ReVoLTE: so they can spy on a call over 4G

The vulnerability is that mobile operators they typically use the same encryption key to protect different calls made through the same base station. Calls through VoLTE are encrypted by default, and the operators are the ones who choose the encryption keys for each call, which should be unique. The problem is that not all operators follow this to the letter, reusing the encryption key for different calls, or even using predictable algorithms to generate the keys.

Thanks to this, an attacker can record someone else’s conversation and then decipher it at home. To do this, you also need to make a call to the victim of a duration similar to the call you want to spy on. Later, you can compare both conversations, determine the encryption key, and decrypt both calls. In the following video we can see how it works.

The team of researchers analyzed a multitude of antennas at random in Germany, and found that the 80% used the same encryption key or a predictable one on each antenna. The failure was reported in December 2019, and the GSMA released updates to the 4G protocol implementation to prevent these failures from occurring. Months later, the researchers ran their tests again, and found that the attack had been patched. They have not said if the ruling also affects 5G beyond 4G.

There is an app to check if an operator is affected

Although the German operators appear to be protected, other operators from the rest of the world still may remain vulnerable. Therefore, so that operators can check if they are affected by the attack, the researchers have launched an app for Android to check their 4G networks. The app can be downloaded from this link on GitHub.

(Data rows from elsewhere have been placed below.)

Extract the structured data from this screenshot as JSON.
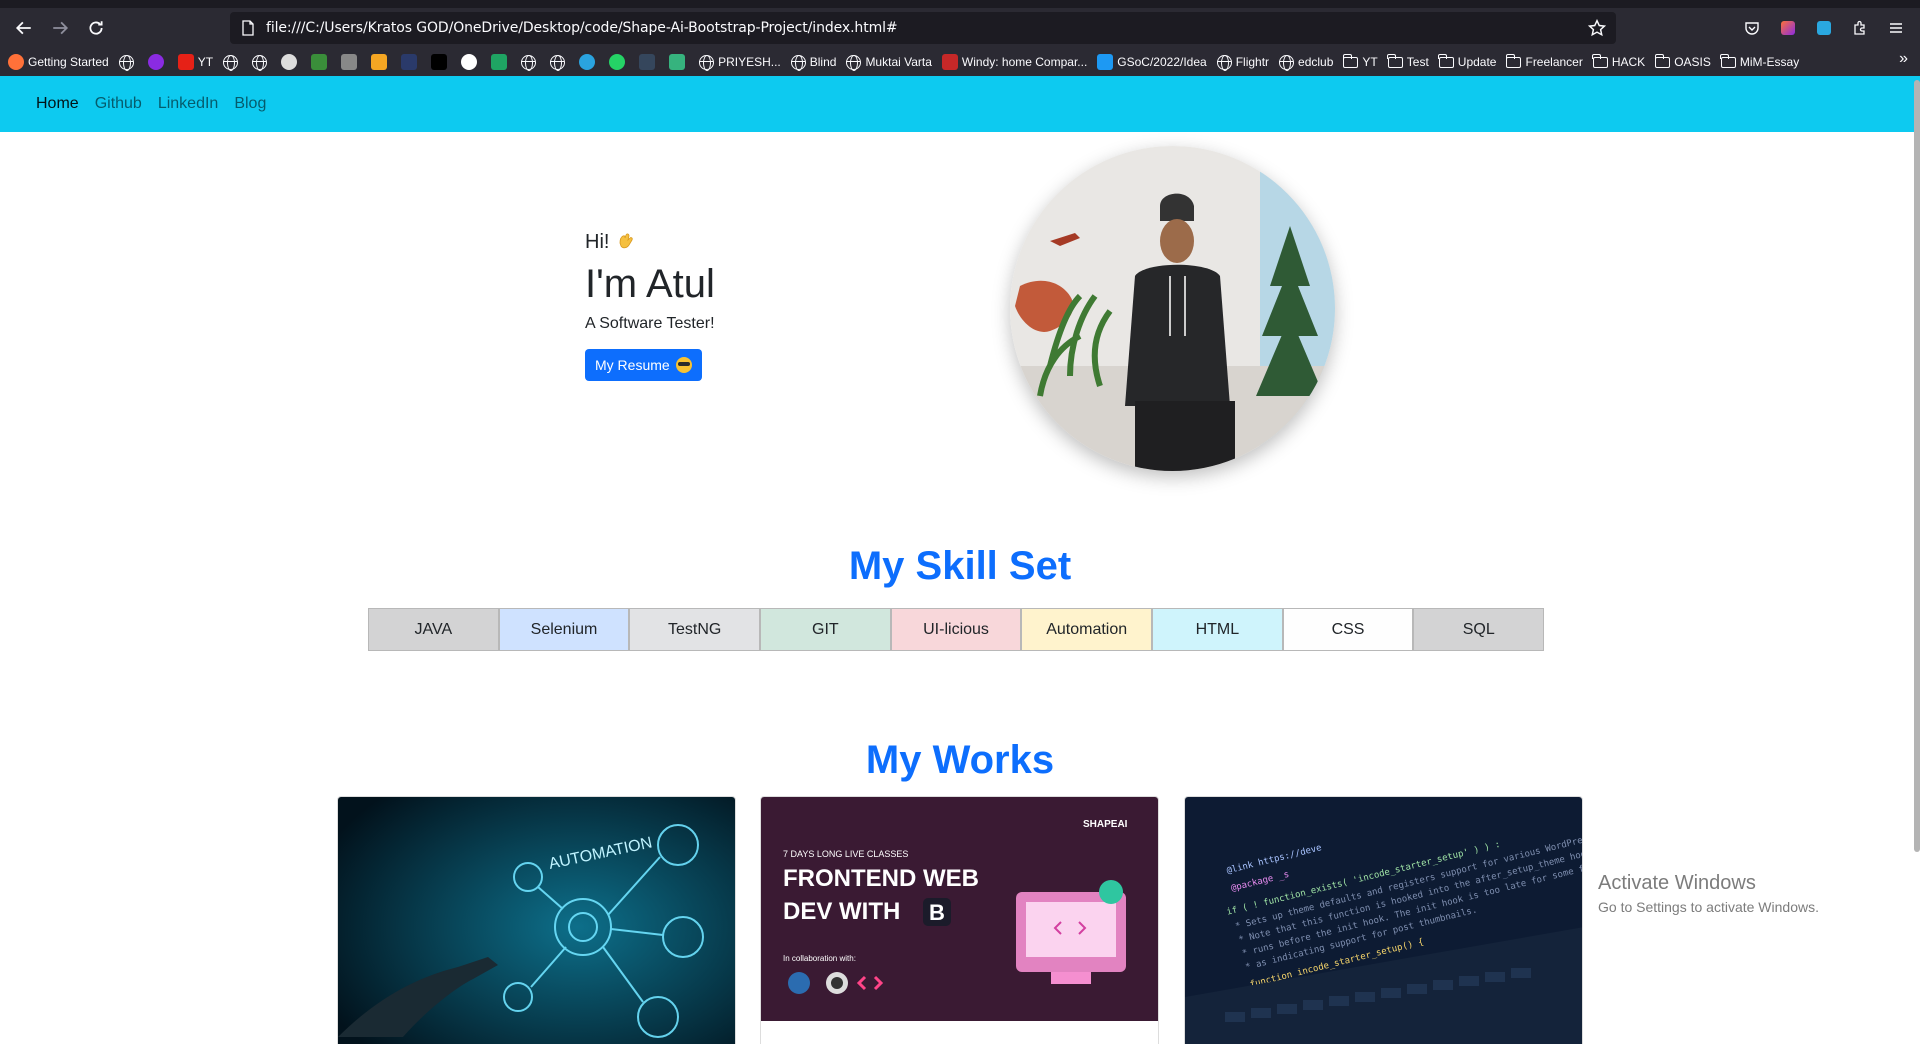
{
  "browser": {
    "url": "file:///C:/Users/Kratos GOD/OneDrive/Desktop/code/Shape-Ai-Bootstrap-Project/index.html#",
    "bookmarks": [
      {
        "label": "Getting Started",
        "icon": "firefox-icon"
      },
      {
        "label": "",
        "icon": "globe-icon"
      },
      {
        "label": "",
        "icon": "u-icon"
      },
      {
        "label": "YT",
        "icon": "youtube-icon"
      },
      {
        "label": "",
        "icon": "globe-icon"
      },
      {
        "label": "",
        "icon": "globe-icon"
      },
      {
        "label": "",
        "icon": "github-icon"
      },
      {
        "label": "",
        "icon": "ext-icon"
      },
      {
        "label": "",
        "icon": "cc-icon"
      },
      {
        "label": "",
        "icon": "bolt-icon"
      },
      {
        "label": "",
        "icon": "app-icon"
      },
      {
        "label": "",
        "icon": "hi-icon"
      },
      {
        "label": "",
        "icon": "google-icon"
      },
      {
        "label": "",
        "icon": "drive-icon"
      },
      {
        "label": "",
        "icon": "globe-icon"
      },
      {
        "label": "",
        "icon": "globe-icon"
      },
      {
        "label": "",
        "icon": "telegram-icon"
      },
      {
        "label": "",
        "icon": "whatsapp-icon"
      },
      {
        "label": "",
        "icon": "tumblr-icon"
      },
      {
        "label": "",
        "icon": "chat-icon"
      },
      {
        "label": "PRIYESH...",
        "icon": "globe-icon"
      },
      {
        "label": "Blind",
        "icon": "globe-icon"
      },
      {
        "label": "Muktai Varta",
        "icon": "globe-icon"
      },
      {
        "label": "Windy: home Compar...",
        "icon": "windy-icon"
      },
      {
        "label": "GSoC/2022/Idea",
        "icon": "kde-icon"
      },
      {
        "label": "Flightr",
        "icon": "globe-icon"
      },
      {
        "label": "edclub",
        "icon": "globe-icon"
      },
      {
        "label": "YT",
        "icon": "folder-icon"
      },
      {
        "label": "Test",
        "icon": "folder-icon"
      },
      {
        "label": "Update",
        "icon": "folder-icon"
      },
      {
        "label": "Freelancer",
        "icon": "folder-icon"
      },
      {
        "label": "HACK",
        "icon": "folder-icon"
      },
      {
        "label": "OASIS",
        "icon": "folder-icon"
      },
      {
        "label": "MiM-Essay",
        "icon": "folder-icon"
      }
    ]
  },
  "nav": {
    "home": "Home",
    "github": "Github",
    "linkedin": "LinkedIn",
    "blog": "Blog"
  },
  "hero": {
    "greeting": "Hi!",
    "name": "I'm Atul",
    "tagline": "A Software Tester!",
    "resume_button": "My Resume"
  },
  "skills": {
    "title": "My Skill Set",
    "items": [
      "JAVA",
      "Selenium",
      "TestNG",
      "GIT",
      "UI-licious",
      "Automation",
      "HTML",
      "CSS",
      "SQL"
    ]
  },
  "works": {
    "title": "My Works",
    "card1": {
      "label": "AUTOMATION"
    },
    "card2": {
      "brand": "SHAPEAI",
      "kicker": "7 DAYS LONG LIVE CLASSES",
      "line1": "FRONTEND WEB",
      "line2": "DEV WITH",
      "badge": "B",
      "collab": "In collaboration with:"
    },
    "card3": {
      "code1": "@link https://deve",
      "code2": "@package _s",
      "code3": "if ( ! function_exists( 'incode_starter_setup' ) ) :",
      "code4": "* Sets up theme defaults and registers support for various WordPress",
      "code5": "* Note that this function is hooked into the after_setup_theme hook",
      "code6": "* runs before the init hook. The init hook is too late for some features",
      "code7": "* as indicating support for post thumbnails.",
      "code8": "function incode_starter_setup() {"
    }
  },
  "watermark": {
    "line1": "Activate Windows",
    "line2": "Go to Settings to activate Windows."
  },
  "colors": {
    "navbar": "#0dcaf0",
    "primary": "#0d6efd"
  }
}
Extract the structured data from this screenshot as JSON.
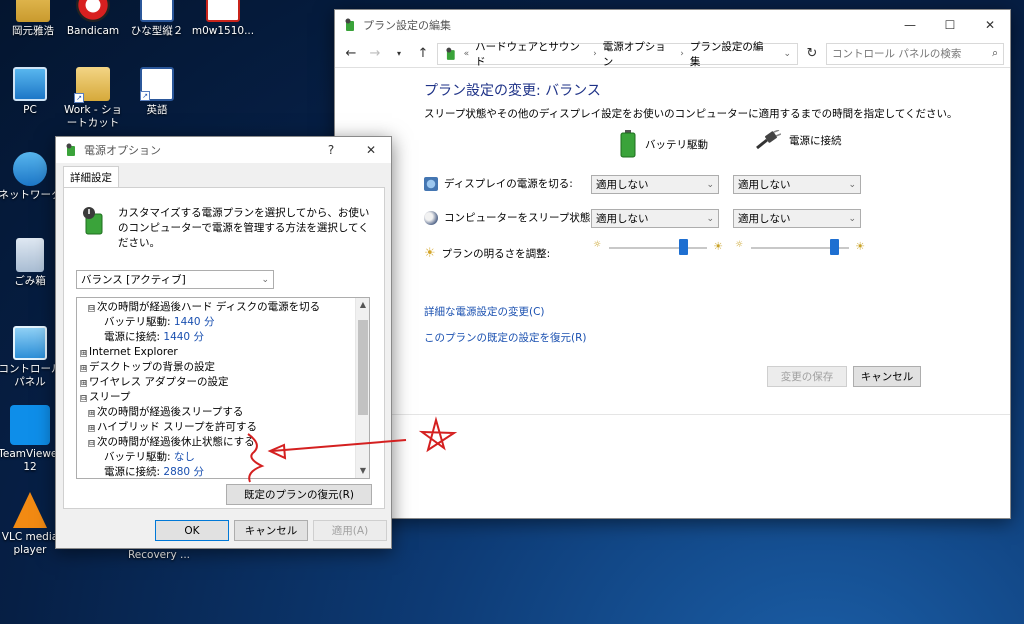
{
  "desktop": {
    "icons": [
      {
        "label": "岡元雅浩"
      },
      {
        "label": "Bandicam"
      },
      {
        "label": "ひな型縦２"
      },
      {
        "label": "m0w1510..."
      },
      {
        "label": "PC"
      },
      {
        "label": "Work - ショートカット"
      },
      {
        "label": "英語"
      },
      {
        "label": "ネットワーク"
      },
      {
        "label": "ごみ箱"
      },
      {
        "label": "コントロール パネル"
      },
      {
        "label": "TeamViewer 12"
      },
      {
        "label": "VLC media player"
      },
      {
        "label": "Recovery ..."
      }
    ]
  },
  "cp_window": {
    "title": "プラン設定の編集",
    "address": {
      "sep": "«",
      "crumbs": [
        "ハードウェアとサウンド",
        "電源オプション",
        "プラン設定の編集"
      ],
      "search_placeholder": "コントロール パネルの検索"
    },
    "heading": "プラン設定の変更: バランス",
    "description": "スリープ状態やその他のディスプレイ設定をお使いのコンピューターに適用するまでの時間を指定してください。",
    "col_battery": "バッテリ駆動",
    "col_plugged": "電源に接続",
    "rows": {
      "display_label": "ディスプレイの電源を切る:",
      "display_battery": "適用しない",
      "display_plugged": "適用しない",
      "sleep_label": "コンピューターをスリープ状態にする:",
      "sleep_battery": "適用しない",
      "sleep_plugged": "適用しない",
      "brightness_label": "プランの明るさを調整:",
      "brightness_battery": 0.75,
      "brightness_plugged": 0.85
    },
    "link_advanced": "詳細な電源設定の変更(C)",
    "link_restore": "このプランの既定の設定を復元(R)",
    "btn_save": "変更の保存",
    "btn_cancel": "キャンセル"
  },
  "po_dialog": {
    "title": "電源オプション",
    "help": "?",
    "tab": "詳細設定",
    "description": "カスタマイズする電源プランを選択してから、お使いのコンピューターで電源を管理する方法を選択してください。",
    "plan_select": "バランス [アクティブ]",
    "tree": [
      {
        "sign": "⊟",
        "text": "次の時間が経過後ハード ディスクの電源を切る",
        "indent": 1
      },
      {
        "text": "バッテリ駆動:",
        "value": "1440 分",
        "indent": 2
      },
      {
        "text": "電源に接続:",
        "value": "1440 分",
        "indent": 2
      },
      {
        "sign": "⊞",
        "text": "Internet Explorer",
        "indent": 0
      },
      {
        "sign": "⊞",
        "text": "デスクトップの背景の設定",
        "indent": 0
      },
      {
        "sign": "⊞",
        "text": "ワイヤレス アダプターの設定",
        "indent": 0
      },
      {
        "sign": "⊟",
        "text": "スリープ",
        "indent": 0
      },
      {
        "sign": "⊞",
        "text": "次の時間が経過後スリープする",
        "indent": 1
      },
      {
        "sign": "⊞",
        "text": "ハイブリッド スリープを許可する",
        "indent": 1
      },
      {
        "sign": "⊟",
        "text": "次の時間が経過後休止状態にする",
        "indent": 1
      },
      {
        "text": "バッテリ駆動:",
        "value": "なし",
        "indent": 2
      },
      {
        "text": "電源に接続:",
        "value": "2880 分",
        "indent": 2
      }
    ],
    "btn_restore": "既定のプランの復元(R)",
    "btn_ok": "OK",
    "btn_cancel": "キャンセル",
    "btn_apply": "適用(A)"
  },
  "colors": {
    "link": "#1a50b0",
    "heading": "#1e3287",
    "annotation": "#d42020"
  }
}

This is not the first time that this team of researchers has discovered an attack of this caliber, since at the beginning of the year they already published the discovery of IMP4GT, which also affected 4G and allowed an attacker to impersonate other users and subscribe to services paid at the expense of those other users. Thus, today’s vulnerability adds to a long list of flaws that have affected the 4G protocol, which is far from invulnerable.